It was an education revolution.
For the first time, every Arizona parent was empowered to select a tuition-free, public school of their choice. No longer could well-to-do school districts charge exorbitant admission fees to students living on the wrong side of an arbitrary district boundary. A wave of charter schools soon came to life — back-to-basics academies; schools focused on science and technology, performing arts; and more.
Parents know their children best; teachers know how to build what students need. These are the school-choice movement’s guiding principles.
We’ve learned a lot along the way.
The charter application process has been tightened so that only the strongest school plans move forward. Once a school opens, it must meet strict academic requirements or face penalty – and, ultimately, closure — by the Arizona State Board for Charter Schools.
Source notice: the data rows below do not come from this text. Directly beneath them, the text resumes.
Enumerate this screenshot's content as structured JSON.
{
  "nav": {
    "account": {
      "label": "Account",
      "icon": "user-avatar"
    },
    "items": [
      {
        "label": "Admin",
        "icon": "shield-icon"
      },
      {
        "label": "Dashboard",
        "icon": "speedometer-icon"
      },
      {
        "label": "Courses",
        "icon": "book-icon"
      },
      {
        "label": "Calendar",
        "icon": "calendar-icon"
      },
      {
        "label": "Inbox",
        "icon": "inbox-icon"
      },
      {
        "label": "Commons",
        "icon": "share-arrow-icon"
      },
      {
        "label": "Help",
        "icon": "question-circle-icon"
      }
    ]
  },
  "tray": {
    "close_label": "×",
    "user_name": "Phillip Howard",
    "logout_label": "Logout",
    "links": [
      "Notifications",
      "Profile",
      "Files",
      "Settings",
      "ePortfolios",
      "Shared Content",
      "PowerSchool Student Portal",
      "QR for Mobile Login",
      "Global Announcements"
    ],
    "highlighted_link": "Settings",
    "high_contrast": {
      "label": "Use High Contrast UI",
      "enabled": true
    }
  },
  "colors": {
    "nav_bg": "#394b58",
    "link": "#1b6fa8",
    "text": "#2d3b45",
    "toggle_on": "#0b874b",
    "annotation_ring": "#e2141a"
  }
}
In 2018, Gov. Doug Ducey and legislators gave the board enhanced power to take action against charter schools for financial misconduct.
Watch for charter reforms in the weeks ahead that will provide added safeguards for taxpayer dollars while improving transparency and accountability within Arizona’s public charter schools.
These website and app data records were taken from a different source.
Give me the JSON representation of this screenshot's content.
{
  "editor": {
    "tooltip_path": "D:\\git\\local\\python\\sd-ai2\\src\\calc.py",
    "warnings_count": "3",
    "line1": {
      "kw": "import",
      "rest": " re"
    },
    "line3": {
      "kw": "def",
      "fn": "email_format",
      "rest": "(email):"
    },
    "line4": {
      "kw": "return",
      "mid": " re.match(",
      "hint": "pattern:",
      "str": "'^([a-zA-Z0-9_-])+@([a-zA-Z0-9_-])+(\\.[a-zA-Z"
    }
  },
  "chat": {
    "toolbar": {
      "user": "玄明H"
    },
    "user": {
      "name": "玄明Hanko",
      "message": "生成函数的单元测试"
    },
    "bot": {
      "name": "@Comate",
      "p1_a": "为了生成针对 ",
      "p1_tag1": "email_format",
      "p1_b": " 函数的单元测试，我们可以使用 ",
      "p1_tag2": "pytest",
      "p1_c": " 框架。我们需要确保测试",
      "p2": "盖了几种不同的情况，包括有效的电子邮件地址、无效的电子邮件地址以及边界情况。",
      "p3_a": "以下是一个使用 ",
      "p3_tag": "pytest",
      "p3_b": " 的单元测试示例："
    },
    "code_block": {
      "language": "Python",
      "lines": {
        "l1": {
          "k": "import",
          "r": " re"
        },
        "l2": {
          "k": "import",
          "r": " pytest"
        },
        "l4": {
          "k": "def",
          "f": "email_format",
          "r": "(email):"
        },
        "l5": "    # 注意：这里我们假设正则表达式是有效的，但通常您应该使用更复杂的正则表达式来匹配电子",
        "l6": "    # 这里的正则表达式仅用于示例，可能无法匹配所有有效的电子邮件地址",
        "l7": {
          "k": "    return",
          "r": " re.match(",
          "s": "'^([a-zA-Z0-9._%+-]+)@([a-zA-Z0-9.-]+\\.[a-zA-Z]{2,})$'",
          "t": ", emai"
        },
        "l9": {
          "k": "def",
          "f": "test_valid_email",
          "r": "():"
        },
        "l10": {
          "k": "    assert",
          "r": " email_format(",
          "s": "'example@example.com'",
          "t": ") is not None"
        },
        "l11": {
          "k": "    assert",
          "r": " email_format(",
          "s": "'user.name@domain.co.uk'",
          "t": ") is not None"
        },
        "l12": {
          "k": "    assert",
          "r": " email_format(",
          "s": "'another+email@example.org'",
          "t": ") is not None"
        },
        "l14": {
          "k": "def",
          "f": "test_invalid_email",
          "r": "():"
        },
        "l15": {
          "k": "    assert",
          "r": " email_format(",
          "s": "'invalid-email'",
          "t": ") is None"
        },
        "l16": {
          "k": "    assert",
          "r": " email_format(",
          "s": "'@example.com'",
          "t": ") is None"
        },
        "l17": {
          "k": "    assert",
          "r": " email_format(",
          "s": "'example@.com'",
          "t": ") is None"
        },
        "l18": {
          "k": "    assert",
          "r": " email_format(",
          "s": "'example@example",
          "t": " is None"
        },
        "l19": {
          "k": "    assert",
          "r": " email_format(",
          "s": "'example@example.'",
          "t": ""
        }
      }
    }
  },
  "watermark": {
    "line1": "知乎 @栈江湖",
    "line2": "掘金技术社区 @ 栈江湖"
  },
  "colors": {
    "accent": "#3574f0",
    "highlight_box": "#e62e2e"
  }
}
Now, the challenge facing policymakers is to strike an appropriate balance that prevents abuse of the public trust without destroying the very flexibility and autonomy that have made charter schools successful.
The fact is, charter schools have been the greatest force in our lifetime for educational improvement, innovation and equity. Consider:
❚ Arizona charter students of every racial and ethnic group are outperforming the statewide average among their peers on the state AzMERIT assessment;
❚ If measured as their own state, 8th grade Arizona charter students would rank No. 1 nationally in math and No. 2 in reading, according to their scores on the 2017 NAEP test;
❚ More than 3 out of 4 Arizona charter students attend an “A” or “B”-rated school.
Academic results like these have Arizona families flocking to charter schools. The sector has grown to include more than 550 schools serving nearly 200,000 students. Charter enrollment has almost doubled in the last decade.
Clearly, charter schools are giving parents what they want.
Further regulatory reforms are warranted if they improve this system of choice to the benefit of students and taxpayers. But policymakers would be wise to avoid hostile regulations intended only to reduce a parent’s power to select the school best for their child.
After nearly a quarter-century, “school choice” is now an Arizona birthright. Parents won’t give up this freedom without a fight.
Read more HERE
MPAA Welcomes Netflix as New Member
The Motion Picture Association of America (MPAA) has added Netflix as a new member of the global trade association that advocates on behalf of the film and television industry.
“On behalf of the MPAA and its member companies, I am delighted to welcome Netflix as a partner,” said MPAA Chairman and CEO Charles Rivkin. “All of our members are committed to pushing the film and television industry forward, in both how we tell stories and how we reach audiences. Adding Netflix will allow us to even more effectively advocate for the global community of creative storytellers, and I look forward to seeing what we can all achieve together.”
[...] Netflix joins other leading producers of film and television content that make up the MPAA, including Disney, Paramount, Sony, Fox, Universal, and Warner Bros.
Read more HERE
Why You Should Consider Banking 'A Righteous Career'
When bankers are portrayed in the media, they're either ethically compromised narcissists (Gordon Gekko of Wall Street; Jordon Belfort of The Wolf of Wall Street) or buffoons (Milburn Drysdale of The Beverly Hillbillies). For Paul Hickman, however, banking is a "righteous career," because its focus is on helping consumers and business-owners realize their dreams.
Hickman is president and CEO of the Arizona Bankers Association, a state chapter of the American Bankers Association. In this continuing series about the role that character plays in the financial services industry, Hickman discusses the importance of banking in our society and why ethical leadership is the key to success.
[...] Read more HERE